DHS distributes ICRI interoperable communication system to 43 communities

Published 19 July 2006

DHS is making a point of helping small and resource-poor communicates equip their emergency and first-response forces with interoperable communication gear; in the latest round, DHS has distributed interoperable equipment from Virginia-based C-AT to 43 communities

DHS will provide forty-three communities in the United States with the Incident Commanders’ Radio Interface (ICRI), a small, battery-powered “bridge” enabling first responders to talk during an emergency. The ICRI is a product of Reston, Virginia-based Communications-Applied Technology (C-AT), and it allows incompatible radios, satellite phones, and VoIP devices to communicate with each other. Final awards were made through Phase II of the Commercial Equipment Direct Assist Program (CEDAP), a DHS initiative which sends equipment directly to smaller jurisdictions which have difficulties in finding and funding technology for homeland security and mutual aid missions.

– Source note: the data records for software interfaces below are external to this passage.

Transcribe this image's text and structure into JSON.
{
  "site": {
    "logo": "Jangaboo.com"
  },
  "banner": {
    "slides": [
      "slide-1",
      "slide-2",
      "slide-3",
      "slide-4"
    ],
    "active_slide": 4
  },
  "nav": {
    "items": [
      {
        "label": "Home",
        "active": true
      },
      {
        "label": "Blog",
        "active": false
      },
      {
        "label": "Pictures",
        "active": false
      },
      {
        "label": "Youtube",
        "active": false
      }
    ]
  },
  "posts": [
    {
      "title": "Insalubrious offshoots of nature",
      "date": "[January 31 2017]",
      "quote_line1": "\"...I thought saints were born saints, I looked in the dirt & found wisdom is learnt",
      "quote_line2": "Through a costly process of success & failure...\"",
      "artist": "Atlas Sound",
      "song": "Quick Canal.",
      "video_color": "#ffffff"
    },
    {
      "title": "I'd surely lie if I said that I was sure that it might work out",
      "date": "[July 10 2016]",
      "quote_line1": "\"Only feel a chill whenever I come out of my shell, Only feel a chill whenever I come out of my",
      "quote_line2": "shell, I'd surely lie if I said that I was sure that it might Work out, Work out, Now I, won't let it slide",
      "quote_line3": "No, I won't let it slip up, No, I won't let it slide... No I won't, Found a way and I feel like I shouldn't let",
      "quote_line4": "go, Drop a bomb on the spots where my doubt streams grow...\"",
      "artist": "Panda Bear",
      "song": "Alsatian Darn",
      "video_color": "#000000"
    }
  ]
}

ICRIs were used by emergency units throughout the hurricane-affected Gulf region. The system is compliant with the U.S. DHS RapidCom 9/30 requirement for interoperability deployment in less than one hour. The ICRI was one of two radio interoperability devices made available through CEDAP.

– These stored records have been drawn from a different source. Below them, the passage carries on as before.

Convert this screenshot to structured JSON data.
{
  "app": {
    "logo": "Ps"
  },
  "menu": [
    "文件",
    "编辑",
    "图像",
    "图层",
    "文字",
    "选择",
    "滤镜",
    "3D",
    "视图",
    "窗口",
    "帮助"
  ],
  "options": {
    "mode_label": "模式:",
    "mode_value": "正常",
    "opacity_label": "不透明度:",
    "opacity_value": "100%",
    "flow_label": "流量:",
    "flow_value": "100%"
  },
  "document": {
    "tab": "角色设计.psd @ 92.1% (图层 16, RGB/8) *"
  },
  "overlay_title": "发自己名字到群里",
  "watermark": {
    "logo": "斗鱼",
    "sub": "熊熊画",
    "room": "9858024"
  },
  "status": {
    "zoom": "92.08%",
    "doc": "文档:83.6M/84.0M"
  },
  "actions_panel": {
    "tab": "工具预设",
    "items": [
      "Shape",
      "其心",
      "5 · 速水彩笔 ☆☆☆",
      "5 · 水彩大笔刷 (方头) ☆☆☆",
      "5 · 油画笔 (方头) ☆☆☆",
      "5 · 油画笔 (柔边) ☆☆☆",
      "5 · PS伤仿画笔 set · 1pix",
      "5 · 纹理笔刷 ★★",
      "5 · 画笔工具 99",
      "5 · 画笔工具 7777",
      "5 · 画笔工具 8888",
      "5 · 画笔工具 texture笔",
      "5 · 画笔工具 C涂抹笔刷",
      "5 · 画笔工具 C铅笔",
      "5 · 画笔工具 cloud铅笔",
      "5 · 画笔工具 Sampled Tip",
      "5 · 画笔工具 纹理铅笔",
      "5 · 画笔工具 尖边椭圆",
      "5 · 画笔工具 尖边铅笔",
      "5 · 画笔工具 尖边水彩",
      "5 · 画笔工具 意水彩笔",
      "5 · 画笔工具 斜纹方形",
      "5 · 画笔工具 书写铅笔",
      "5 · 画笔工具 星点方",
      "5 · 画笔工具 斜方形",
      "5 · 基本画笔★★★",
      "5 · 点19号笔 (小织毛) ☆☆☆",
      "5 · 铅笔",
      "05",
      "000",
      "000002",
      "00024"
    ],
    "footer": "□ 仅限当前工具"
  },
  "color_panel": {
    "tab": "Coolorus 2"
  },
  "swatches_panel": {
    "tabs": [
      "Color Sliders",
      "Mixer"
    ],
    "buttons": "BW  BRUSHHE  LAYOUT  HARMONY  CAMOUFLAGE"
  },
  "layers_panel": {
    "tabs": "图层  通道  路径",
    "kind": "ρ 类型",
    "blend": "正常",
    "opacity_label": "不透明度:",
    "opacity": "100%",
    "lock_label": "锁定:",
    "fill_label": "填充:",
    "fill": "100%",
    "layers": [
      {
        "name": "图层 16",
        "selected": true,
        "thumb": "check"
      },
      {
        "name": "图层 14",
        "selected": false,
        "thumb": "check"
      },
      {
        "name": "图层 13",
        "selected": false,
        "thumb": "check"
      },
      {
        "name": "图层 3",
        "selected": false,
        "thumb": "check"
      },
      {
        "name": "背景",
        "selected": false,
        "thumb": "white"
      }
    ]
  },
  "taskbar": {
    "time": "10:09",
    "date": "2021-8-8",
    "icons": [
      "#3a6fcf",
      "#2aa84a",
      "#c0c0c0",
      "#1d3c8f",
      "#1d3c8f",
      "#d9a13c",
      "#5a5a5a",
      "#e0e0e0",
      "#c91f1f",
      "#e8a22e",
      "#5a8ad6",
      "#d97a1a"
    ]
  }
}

CEDAP is administered by the Office for State and Local Government Coordination and Preparedness. It is designed for first responder agencies and security units serving populations under 100,000. CEDAP received more than 4,000 applications, and CEDAP Phase II has made more than 1,100 awards to communities seeking equipment for communications interoperability, information sharing, chemical detection, sensor devices, and personal protection. Another CEDAP phase is planned in 2006. The estimated start date for the application period is 1 August 2006.